Domestic Violence

A protective order, is a court order to protect victims of abuse and domestic violence from his or her abuser. A protective order is sometimes mistakenly called a restraining order. The term abuse has been defined by the Maryland Courts to include any behavior that causes or creates a reasonable fear of serious bodily harm, assault in any degree, a sexual offense, or false imprisonment.

In Maryland, the following people are defined as a “person eligible for relief” meaning that they can file for a protective order:

  1. A current or former spouse;
  2. A cohabitant;
  3. A person related by blood, marriage, or adoption;
  4. An individual who has a child in common;
  5. A parent, step-parent, child or stepchild who resides or has resided with the abuser or person eligible for relief for at least ninety (90) days within one (1) year prior to filing; and
  6. A vulnerable adult.

First and foremost, when someone is facing domestic violence, abuse, or their life is being threatened, they should call the local police and then if necessary, seek immediate medical attention.

After the victim is safe and no longer in harm’s way, they can go to the Court and file for a temporary protective order. In Maryland, a victim can go to either the District Court or the Circuit Court in the county where the abuse occurred and/or where the victim lives.

The first step is to file a petition for a protective order. In the petition, the victim is referred to as the petitioner and the abuser is referred to as the respondent. After filing a petition for a protective order, the victim will appear before the judge and will have to explain to the Court why they are in fear for their life and safety. The Court can then issue a Temporary Protective Order, which is generally good for one week, when the final protective order hearing will take place. The local sheriff will then serve the abuser with a copy of the temporary protective order.

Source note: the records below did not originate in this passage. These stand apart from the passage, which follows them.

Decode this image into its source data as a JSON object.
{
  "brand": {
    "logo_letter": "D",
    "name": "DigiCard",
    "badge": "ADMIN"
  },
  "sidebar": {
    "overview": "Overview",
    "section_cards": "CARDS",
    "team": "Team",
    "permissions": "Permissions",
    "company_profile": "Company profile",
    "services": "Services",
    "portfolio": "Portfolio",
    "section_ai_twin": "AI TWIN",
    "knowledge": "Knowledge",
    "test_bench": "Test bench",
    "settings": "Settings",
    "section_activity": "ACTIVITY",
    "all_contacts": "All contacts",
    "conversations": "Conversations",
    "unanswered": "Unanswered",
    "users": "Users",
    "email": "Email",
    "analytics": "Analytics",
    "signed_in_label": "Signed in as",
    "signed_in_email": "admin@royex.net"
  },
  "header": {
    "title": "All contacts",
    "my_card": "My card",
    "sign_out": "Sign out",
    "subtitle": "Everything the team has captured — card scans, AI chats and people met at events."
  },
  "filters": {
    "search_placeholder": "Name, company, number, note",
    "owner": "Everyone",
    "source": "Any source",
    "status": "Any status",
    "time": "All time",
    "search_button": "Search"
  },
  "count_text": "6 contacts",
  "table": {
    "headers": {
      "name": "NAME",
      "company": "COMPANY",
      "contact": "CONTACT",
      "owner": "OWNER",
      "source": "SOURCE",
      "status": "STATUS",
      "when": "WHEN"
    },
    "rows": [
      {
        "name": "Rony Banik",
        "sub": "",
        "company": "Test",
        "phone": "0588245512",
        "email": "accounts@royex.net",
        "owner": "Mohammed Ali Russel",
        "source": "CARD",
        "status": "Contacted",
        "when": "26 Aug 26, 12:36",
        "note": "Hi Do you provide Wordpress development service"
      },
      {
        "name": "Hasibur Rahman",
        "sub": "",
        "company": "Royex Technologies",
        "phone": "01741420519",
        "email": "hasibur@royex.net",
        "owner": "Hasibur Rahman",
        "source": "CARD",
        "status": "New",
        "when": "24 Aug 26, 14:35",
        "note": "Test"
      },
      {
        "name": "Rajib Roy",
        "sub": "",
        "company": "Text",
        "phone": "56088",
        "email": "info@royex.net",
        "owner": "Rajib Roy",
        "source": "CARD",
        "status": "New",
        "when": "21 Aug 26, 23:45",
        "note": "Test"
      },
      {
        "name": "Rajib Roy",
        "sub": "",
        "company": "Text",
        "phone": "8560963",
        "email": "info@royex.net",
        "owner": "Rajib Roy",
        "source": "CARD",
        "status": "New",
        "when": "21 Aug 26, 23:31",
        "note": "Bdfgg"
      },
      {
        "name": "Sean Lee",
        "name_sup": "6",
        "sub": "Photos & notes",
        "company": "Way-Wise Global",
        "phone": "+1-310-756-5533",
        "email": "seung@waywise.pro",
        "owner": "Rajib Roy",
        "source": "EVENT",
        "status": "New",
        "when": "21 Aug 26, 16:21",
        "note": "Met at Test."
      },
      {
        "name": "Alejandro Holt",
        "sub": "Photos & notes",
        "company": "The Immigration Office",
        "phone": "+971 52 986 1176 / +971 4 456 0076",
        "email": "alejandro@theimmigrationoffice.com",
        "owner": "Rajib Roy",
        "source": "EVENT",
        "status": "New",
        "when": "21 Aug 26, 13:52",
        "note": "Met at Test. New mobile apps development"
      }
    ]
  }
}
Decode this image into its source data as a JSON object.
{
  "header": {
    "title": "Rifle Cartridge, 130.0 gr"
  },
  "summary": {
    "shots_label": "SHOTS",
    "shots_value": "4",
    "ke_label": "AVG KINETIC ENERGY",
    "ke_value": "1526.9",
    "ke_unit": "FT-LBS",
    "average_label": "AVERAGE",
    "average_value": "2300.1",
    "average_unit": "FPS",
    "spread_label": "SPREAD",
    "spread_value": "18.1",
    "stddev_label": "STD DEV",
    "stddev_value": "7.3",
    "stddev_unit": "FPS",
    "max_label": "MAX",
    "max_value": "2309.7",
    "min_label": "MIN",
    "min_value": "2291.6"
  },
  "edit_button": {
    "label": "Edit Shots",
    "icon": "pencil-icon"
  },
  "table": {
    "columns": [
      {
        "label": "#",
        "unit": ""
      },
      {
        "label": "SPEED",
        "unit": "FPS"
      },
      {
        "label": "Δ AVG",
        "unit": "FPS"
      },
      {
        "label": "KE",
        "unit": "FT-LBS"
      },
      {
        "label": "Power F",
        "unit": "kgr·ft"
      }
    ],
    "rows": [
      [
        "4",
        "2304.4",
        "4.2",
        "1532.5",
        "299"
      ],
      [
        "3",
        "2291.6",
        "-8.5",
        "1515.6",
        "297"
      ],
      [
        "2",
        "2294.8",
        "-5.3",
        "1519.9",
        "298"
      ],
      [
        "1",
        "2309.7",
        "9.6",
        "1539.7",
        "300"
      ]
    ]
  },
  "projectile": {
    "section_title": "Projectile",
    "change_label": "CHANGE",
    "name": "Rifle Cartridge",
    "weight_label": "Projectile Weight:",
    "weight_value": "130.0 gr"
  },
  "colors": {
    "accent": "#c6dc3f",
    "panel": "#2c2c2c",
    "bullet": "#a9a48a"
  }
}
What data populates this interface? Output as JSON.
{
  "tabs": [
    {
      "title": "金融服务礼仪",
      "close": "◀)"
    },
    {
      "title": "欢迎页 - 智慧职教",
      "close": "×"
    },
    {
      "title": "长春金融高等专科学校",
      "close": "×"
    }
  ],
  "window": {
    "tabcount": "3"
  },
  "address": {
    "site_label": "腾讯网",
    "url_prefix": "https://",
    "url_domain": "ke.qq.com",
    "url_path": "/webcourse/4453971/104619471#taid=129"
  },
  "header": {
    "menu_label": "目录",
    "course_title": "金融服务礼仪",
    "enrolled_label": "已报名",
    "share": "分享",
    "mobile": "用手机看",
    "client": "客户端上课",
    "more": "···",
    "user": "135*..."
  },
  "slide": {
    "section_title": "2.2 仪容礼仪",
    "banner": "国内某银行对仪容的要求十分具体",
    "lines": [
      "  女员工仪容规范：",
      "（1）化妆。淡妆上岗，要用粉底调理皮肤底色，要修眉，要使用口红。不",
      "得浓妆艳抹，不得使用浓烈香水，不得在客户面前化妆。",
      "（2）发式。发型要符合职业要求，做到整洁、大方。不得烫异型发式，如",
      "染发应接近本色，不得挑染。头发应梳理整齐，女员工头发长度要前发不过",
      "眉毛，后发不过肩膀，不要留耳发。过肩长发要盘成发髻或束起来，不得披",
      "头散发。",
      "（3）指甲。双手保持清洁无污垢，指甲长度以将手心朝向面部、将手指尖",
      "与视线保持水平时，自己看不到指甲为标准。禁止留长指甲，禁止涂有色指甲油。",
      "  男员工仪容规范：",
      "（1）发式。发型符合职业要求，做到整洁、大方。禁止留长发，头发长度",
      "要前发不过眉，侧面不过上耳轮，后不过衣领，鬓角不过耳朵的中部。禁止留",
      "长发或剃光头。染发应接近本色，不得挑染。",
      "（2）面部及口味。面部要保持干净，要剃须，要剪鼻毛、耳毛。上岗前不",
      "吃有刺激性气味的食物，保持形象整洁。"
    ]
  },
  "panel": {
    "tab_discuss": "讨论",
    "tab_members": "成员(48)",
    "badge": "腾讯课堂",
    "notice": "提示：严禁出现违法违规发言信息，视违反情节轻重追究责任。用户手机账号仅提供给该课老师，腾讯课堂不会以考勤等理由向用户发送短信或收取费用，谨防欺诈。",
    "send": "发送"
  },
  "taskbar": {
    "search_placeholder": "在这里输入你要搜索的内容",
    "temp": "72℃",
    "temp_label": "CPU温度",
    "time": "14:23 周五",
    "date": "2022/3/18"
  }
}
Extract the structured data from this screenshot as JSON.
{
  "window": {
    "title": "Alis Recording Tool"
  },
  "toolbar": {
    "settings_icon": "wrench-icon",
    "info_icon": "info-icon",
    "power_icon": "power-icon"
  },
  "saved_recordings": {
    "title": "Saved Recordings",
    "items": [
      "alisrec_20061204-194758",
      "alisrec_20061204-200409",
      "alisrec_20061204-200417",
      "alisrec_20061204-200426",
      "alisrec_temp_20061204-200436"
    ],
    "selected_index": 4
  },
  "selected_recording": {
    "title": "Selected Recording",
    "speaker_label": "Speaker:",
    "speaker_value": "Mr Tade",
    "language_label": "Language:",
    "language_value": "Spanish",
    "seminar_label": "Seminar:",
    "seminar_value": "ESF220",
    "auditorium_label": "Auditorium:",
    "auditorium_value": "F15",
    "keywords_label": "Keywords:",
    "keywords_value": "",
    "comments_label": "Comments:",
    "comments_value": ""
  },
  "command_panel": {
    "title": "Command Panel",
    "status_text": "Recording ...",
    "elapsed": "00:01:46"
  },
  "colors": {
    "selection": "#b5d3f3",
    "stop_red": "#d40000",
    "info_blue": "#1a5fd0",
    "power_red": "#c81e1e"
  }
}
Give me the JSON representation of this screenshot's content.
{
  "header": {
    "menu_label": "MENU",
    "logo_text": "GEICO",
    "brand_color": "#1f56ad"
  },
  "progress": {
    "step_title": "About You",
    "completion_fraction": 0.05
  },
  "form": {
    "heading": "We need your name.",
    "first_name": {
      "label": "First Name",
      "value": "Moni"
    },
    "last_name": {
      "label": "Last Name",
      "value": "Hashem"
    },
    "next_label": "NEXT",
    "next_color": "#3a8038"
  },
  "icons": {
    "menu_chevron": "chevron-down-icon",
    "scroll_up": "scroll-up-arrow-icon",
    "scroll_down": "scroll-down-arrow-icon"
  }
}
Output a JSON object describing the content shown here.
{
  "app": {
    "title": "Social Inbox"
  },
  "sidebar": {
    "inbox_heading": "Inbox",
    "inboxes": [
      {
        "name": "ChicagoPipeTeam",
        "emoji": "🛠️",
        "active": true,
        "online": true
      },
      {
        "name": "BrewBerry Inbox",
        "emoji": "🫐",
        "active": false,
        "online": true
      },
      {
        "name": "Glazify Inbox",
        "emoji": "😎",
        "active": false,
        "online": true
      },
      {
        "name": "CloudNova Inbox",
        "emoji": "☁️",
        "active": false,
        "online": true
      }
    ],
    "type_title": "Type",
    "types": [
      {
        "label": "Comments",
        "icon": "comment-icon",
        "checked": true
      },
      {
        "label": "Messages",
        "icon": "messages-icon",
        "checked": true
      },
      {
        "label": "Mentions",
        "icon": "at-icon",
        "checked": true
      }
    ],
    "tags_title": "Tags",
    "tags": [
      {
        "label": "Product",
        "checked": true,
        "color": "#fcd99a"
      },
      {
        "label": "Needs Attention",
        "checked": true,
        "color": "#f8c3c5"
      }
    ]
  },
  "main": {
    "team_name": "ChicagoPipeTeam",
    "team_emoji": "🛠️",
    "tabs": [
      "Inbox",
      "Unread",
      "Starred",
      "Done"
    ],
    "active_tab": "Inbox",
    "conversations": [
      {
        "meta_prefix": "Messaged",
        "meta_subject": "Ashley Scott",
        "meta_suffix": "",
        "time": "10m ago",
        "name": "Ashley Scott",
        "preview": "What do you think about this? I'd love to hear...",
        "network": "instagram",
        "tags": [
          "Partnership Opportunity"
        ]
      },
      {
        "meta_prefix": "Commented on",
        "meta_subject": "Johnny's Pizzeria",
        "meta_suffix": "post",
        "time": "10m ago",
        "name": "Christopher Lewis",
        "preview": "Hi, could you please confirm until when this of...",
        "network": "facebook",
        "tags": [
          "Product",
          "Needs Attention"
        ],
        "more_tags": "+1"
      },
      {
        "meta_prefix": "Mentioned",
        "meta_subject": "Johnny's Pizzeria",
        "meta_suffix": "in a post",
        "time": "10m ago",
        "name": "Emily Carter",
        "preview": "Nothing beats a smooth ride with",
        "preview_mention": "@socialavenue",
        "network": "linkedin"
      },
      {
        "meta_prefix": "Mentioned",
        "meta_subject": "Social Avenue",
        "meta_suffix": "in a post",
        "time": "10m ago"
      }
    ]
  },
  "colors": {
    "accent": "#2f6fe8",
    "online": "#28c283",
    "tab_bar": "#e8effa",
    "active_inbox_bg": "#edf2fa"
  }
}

At the Final Protective Order Hearing, the victim must prove by a preponderance of evidence that the abuse occurred. This is a change in the law as of Oct. 2014. Previously, the victim had to prove the abuse by clear and convincing evidence, which was a higher burden of proof.

Now, under the preponderance of evidence standard, the victim has to prove that it is more likely true than not that the abuse occurred. However, for a victim of domestic violence who is having to re-tell his or her story to a judge, even this burden of proof can still be challenging to meet. That is why it is so important to have a Maryland domestic violence lawyer there representing you. An experienced family law attorney can guide you through your testimony and also provide moral support during this very difficult time.

If the victim is able to prove the abuse occurred by a preponderance of evidence, the judge will issue a Final Protective Order. Final Protective Orders are generally good for one (1) year and can be extended. In the Final Protective Order, the judge can include any of the following terms:

  1. Prohibiting further abuse or contact of any kind with the victim;
  2. Awarding use and possession of the family home to the victim and requiring the alleged abuser to vacate the residence;
  3. Granting custody of any minor children to the victim;
  4. Establishing a temporary visitation schedule for the abuser to see the minor children;
  5. Requiring the abuser to pay emergency family maintenance (child support);
  6. Granting the victim use and possession of any jointly owned vehicle;
  7. Requiring that the abuser and/or the victim engage in counseling or the abused persons program (APP); and
  8. Requiring the abuser to surrender any and all firearms immediately.

What do you do if you are the victim of domestic violence, but the Courts are not open? If the Courts are closed, the victim can go to the County Commissioner in the county where they reside or where the abuse occurred. The Commissioner can issue an Interim Protective Order, which will be good until the next business day. For example, if the Commissioner enters an Interim Protective Order on Saturday, it will be good until Monday. On Monday the victim must appear in Court so the Court can conduct a hearing.

Depending on the type of abuse committed, criminal charges may also be filed against the abuser. If the police are called to the scene, the officers can initiate criminal charges. But, if the police were not involved, the victim can still go the Commissioner and ask the criminal charges be brought against the abuser.

If you are in the very difficult position of needing protection for you or your children, you don’t have to go through it alone. Our caring and supportive Maryland domestic violence lawyers will offer you the counseling you need to make the best choices for you.

If someone is attempting to get a protective against you by falsely alleging abuse, it’s in your best interest to speak to an experienced family law attorney as soon as possible. Call our office to set up a consultation right away.